But then, what about the remarkable aboriginal tribes of India that stood out so clearly with their evolved culture, beliefs, rituals and self-respect?
The first census of 1872 classified some five million “aboriginal tribes and semi-Hindooised aborigines” as quite distinct from Hindus. This was quite large a number as Christians then totted up to just 900,000, and Buddhists and Jains constituted 2.8 million, while Sikhs were 1.2 million.
This aboriginal group had been surrounded and overwhelmed for millennia by more dominant Hindus but had stubbornly held on to their original gods, rites and beliefs. They had (and many still have) their own religions and deities like called Marang Buru, Gondi Koya Punem, Adi and Sarna, but in just one century, censuses classified most of them as Hindus.
British era Censuses had always provided a separate column to be counted as ‘tribe’, ‘aborigine’ or ‘others’, which continued for several decades after Independence. It was silently deleted in recent years, leaving most among these communities with no option but to be classified as Hindus. This conferred on them the benefits of reservation in employment and education, which were attractive. Whether this process constitutes conversion or whether it is just assimilation is more than just a matter of semantics.
The reason for raising this issue is to highlight that “increasing one’s numbers” has also been a trait in all religions, and surprisingly, Hinduism is not an exception.
True, it has surely been less pronounced in Hinduism which does not send out missionaries. But the moot point is: Do we really need to tear our hair if a handful or more are weaned over to some other religion?
Among Santals, for instance, Hindus account for a majority (63%) at present, but folk religions (Sarna Dharam) are practiced by 31%, which is fairly high, while 5% is Christian. Thus, when Salkhan Murmu, a tribal leader of Jharkhand and Odisha who has been an MP twice over says “we Adivasis are neither Hindus nor Christians”, he has a point.
“We have our own way of life, religious practices, customs, culture and religious thoughts, different from any other religion,” he insists, even as he emphasises that they worship nature and not idols and do not practice casteism.
In February this year, Hemant Soren, a tribal, who is the chief minister of Jharkhand, said at Harvard University that “there is no confusion that Tribals were never Hindus. Tribals are worshippers of nature and have a separate set of customs and practices.” He insisted on a separate column for tribal religions in the next census. The Sangh Parivar vehemently disagrees that Vanvasis, as they call them, are separate from Hindus.

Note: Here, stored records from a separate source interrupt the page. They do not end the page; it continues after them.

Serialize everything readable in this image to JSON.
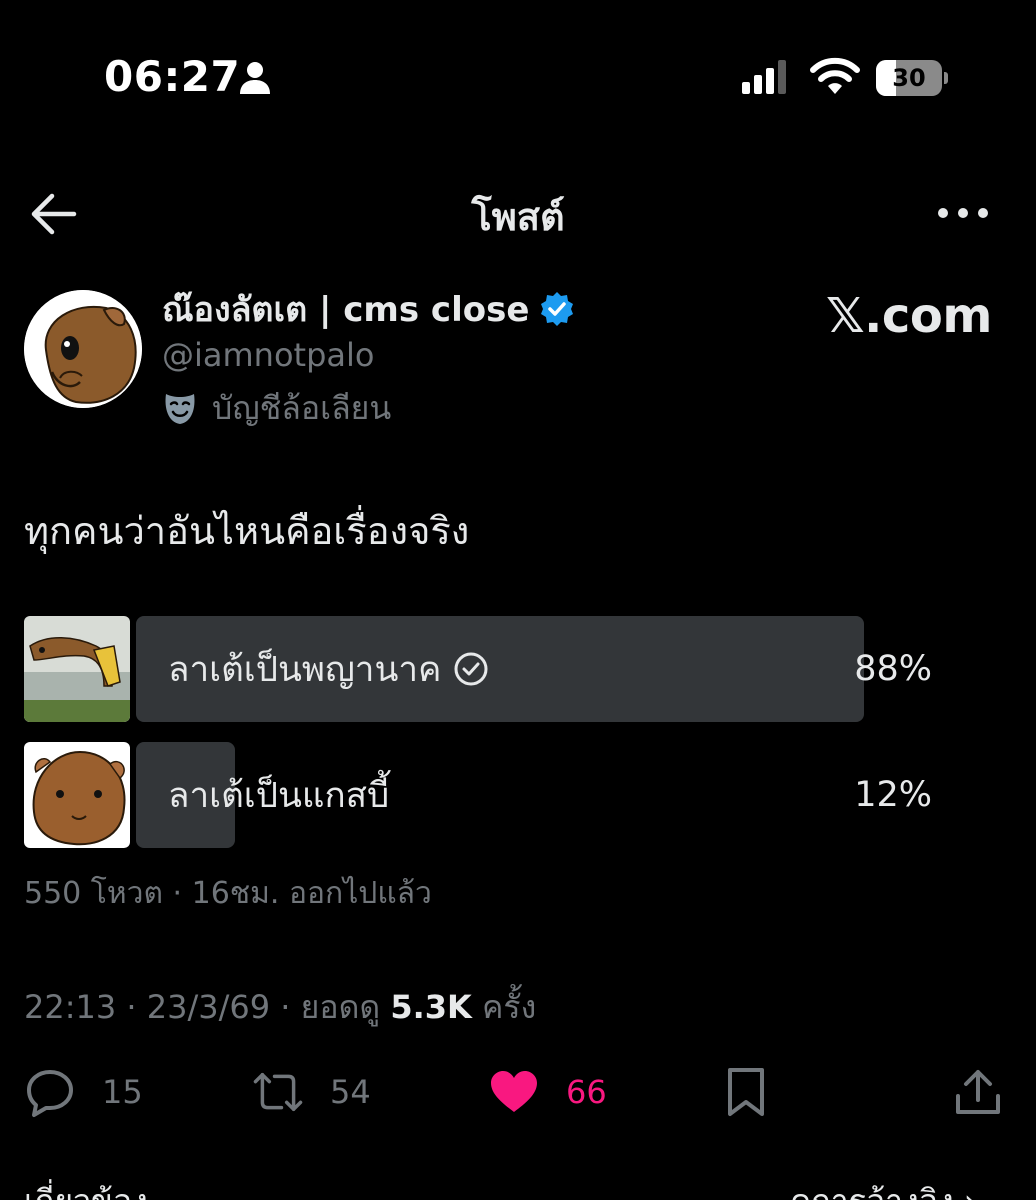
{
  "status_bar": {
    "time": "06:27",
    "battery_level": "30",
    "battery_fraction": 0.3,
    "icons": [
      "person-icon",
      "signal-icon",
      "wifi-icon",
      "battery-icon"
    ]
  },
  "header": {
    "title": "โพสต์",
    "back_icon": "arrow-left-icon",
    "more_icon": "ellipsis-icon"
  },
  "author": {
    "name": "ณ๊องลัตเต | cms close",
    "handle": "@iamnotpalo",
    "parody_label": "บัญชีล้อเลียน",
    "verified": true
  },
  "watermark": "𝕏.com",
  "post": {
    "text": "ทุกคนว่าอันไหนคือเรื่องจริง"
  },
  "poll": {
    "options": [
      {
        "label": "ลาเต้เป็นพญานาค",
        "percent_label": "88%",
        "percent": 88,
        "winner": true
      },
      {
        "label": "ลาเต้เป็นแกสบี้",
        "percent_label": "12%",
        "percent": 12,
        "winner": false
      }
    ],
    "meta": "550 โหวต · 16ชม. ออกไปแล้ว"
  },
  "post_meta": {
    "timestamp": "22:13 · 23/3/69 · ยอดดู ",
    "views": "5.3K",
    "views_suffix": " ครั้ง"
  },
  "actions": {
    "replies": "15",
    "reposts": "54",
    "likes": "66",
    "like_color": "#f91880"
  },
  "footer": {
    "left": "เกี่ยวข้อง ⌄",
    "right": "คการอ้างอิง ›"
  },
  "colors": {
    "background": "#000000",
    "text": "#e7e9ea",
    "secondary": "#71767b",
    "poll_bar": "#333639",
    "verified": "#1d9bf0",
    "like": "#f91880"
  }
}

To add spice to this debate, we have a very ambiguous order from the Supreme Court. In Rev. Stanislaus v State of Madhya Pradesh case, it held that the Madhya Pradesh Freedom of Religion Act, 1968, and Orissa Freedom of Religion Act, 1968 were constitutional but the “right to propagate” does not mean the “right to convert”.
H.M. Seervai, a constitutional law expert, called this judgment “productive of great public mischief” as it is dicey to say where propagation ends and conversion begins. The whole subject is much too complex for emphatic denials that Hindus have never converted or for simple allegations that missionaries are forever up to mischief or even that other conspirators conjure newer and newer methods of jihads.
India has survived and prospered through several millennia of provocations and challenges mainly because it has never jumped to extreme conclusions. This tangled mind-game of who converted who and when it is more is just futile – it is a minefield full of pride, prejudice and murderous boobytraps.
Jawhar Sircar is a former IAS officer, now an MP of the Trinamool Congress, whose research is on religion and politics.